EXERCISE DATA:

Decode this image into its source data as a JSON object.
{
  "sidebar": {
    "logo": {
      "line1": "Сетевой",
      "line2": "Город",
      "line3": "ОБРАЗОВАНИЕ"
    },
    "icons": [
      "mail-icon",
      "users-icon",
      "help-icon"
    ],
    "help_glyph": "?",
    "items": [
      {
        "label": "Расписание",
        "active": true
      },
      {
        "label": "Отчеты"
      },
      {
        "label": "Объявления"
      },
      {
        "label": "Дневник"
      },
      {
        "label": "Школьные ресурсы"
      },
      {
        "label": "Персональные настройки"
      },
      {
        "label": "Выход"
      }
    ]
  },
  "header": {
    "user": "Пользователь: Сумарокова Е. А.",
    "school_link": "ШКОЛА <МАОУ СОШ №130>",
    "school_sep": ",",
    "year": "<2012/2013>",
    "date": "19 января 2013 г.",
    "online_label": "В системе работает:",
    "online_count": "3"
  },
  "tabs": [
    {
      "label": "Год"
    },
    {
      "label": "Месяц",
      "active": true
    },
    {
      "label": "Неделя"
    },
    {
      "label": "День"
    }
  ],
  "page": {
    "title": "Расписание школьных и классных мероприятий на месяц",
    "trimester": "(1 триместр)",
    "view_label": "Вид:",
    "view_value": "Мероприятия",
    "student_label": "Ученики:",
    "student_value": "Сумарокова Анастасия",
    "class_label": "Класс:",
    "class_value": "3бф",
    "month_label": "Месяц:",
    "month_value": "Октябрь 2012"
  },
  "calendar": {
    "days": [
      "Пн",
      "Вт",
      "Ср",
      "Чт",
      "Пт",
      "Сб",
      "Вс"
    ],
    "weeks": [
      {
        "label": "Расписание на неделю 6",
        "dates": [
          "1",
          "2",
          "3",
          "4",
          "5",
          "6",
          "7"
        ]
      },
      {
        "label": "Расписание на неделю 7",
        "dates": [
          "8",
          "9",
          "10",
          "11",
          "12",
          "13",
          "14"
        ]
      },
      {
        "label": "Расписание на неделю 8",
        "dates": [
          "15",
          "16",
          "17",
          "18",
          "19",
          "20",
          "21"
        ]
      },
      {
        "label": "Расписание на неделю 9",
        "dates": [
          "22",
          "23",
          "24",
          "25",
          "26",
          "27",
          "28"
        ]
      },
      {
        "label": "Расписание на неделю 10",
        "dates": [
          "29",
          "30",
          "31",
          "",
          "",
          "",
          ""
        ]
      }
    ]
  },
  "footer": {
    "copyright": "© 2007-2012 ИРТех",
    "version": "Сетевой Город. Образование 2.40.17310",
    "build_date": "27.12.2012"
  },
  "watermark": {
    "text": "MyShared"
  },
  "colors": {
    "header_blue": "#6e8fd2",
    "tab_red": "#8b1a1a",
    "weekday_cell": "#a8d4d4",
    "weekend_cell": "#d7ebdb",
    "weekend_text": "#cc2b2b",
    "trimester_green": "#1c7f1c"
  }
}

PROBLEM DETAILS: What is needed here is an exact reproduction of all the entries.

PROBLEM SOLUTION:
Decode this image into its source data as a JSON object.
{
  "sidebar": {
    "logo": {
      "line1": "Сетевой",
      "line2": "Город",
      "line3": "ОБРАЗОВАНИЕ"
    },
    "icons": [
      "mail-icon",
      "users-icon",
      "help-icon"
    ],
    "help_glyph": "?",
    "items": [
      {
        "label": "Расписание",
        "active": true
      },
      {
        "label": "Отчеты"
      },
      {
        "label": "Объявления"
      },
      {
        "label": "Дневник"
      },
      {
        "label": "Школьные ресурсы"
      },
      {
        "label": "Персональные настройки"
      },
      {
        "label": "Выход"
      }
    ]
  },
  "header": {
    "user": "Пользователь: Сумарокова Е. А.",
    "school_link": "ШКОЛА <МАОУ СОШ №130>",
    "school_sep": ",",
    "year": "<2012/2013>",
    "date": "19 января 2013 г.",
    "online_label": "В системе работает:",
    "online_count": "3"
  },
  "tabs": [
    {
      "label": "Год"
    },
    {
      "label": "Месяц",
      "active": true
    },
    {
      "label": "Неделя"
    },
    {
      "label": "День"
    }
  ],
  "page": {
    "title": "Расписание школьных и классных мероприятий на месяц",
    "trimester": "(1 триместр)",
    "view_label": "Вид:",
    "view_value": "Мероприятия",
    "student_label": "Ученики:",
    "student_value": "Сумарокова Анастасия",
    "class_label": "Класс:",
    "class_value": "3бф",
    "month_label": "Месяц:",
    "month_value": "Октябрь 2012"
  },
  "calendar": {
    "days": [
      "Пн",
      "Вт",
      "Ср",
      "Чт",
      "Пт",
      "Сб",
      "Вс"
    ],
    "weeks": [
      {
        "label": "Расписание на неделю 6",
        "dates": [
          "1",
          "2",
          "3",
          "4",
          "5",
          "6",
          "7"
        ]
      },
      {
        "label": "Расписание на неделю 7",
        "dates": [
          "8",
          "9",
          "10",
          "11",
          "12",
          "13",
          "14"
        ]
      },
      {
        "label": "Расписание на неделю 8",
        "dates": [
          "15",
          "16",
          "17",
          "18",
          "19",
          "20",
          "21"
        ]
      },
      {
        "label": "Расписание на неделю 9",
        "dates": [
          "22",
          "23",
          "24",
          "25",
          "26",
          "27",
          "28"
        ]
      },
      {
        "label": "Расписание на неделю 10",
        "dates": [
          "29",
          "30",
          "31",
          "",
          "",
          "",
          ""
        ]
      }
    ]
  },
  "footer": {
    "copyright": "© 2007-2012 ИРТех",
    "version": "Сетевой Город. Образование 2.40.17310",
    "build_date": "27.12.2012"
  },
  "watermark": {
    "text": "MyShared"
  },
  "colors": {
    "header_blue": "#6e8fd2",
    "tab_red": "#8b1a1a",
    "weekday_cell": "#a8d4d4",
    "weekend_cell": "#d7ebdb",
    "weekend_text": "#cc2b2b",
    "trimester_green": "#1c7f1c"
  }
}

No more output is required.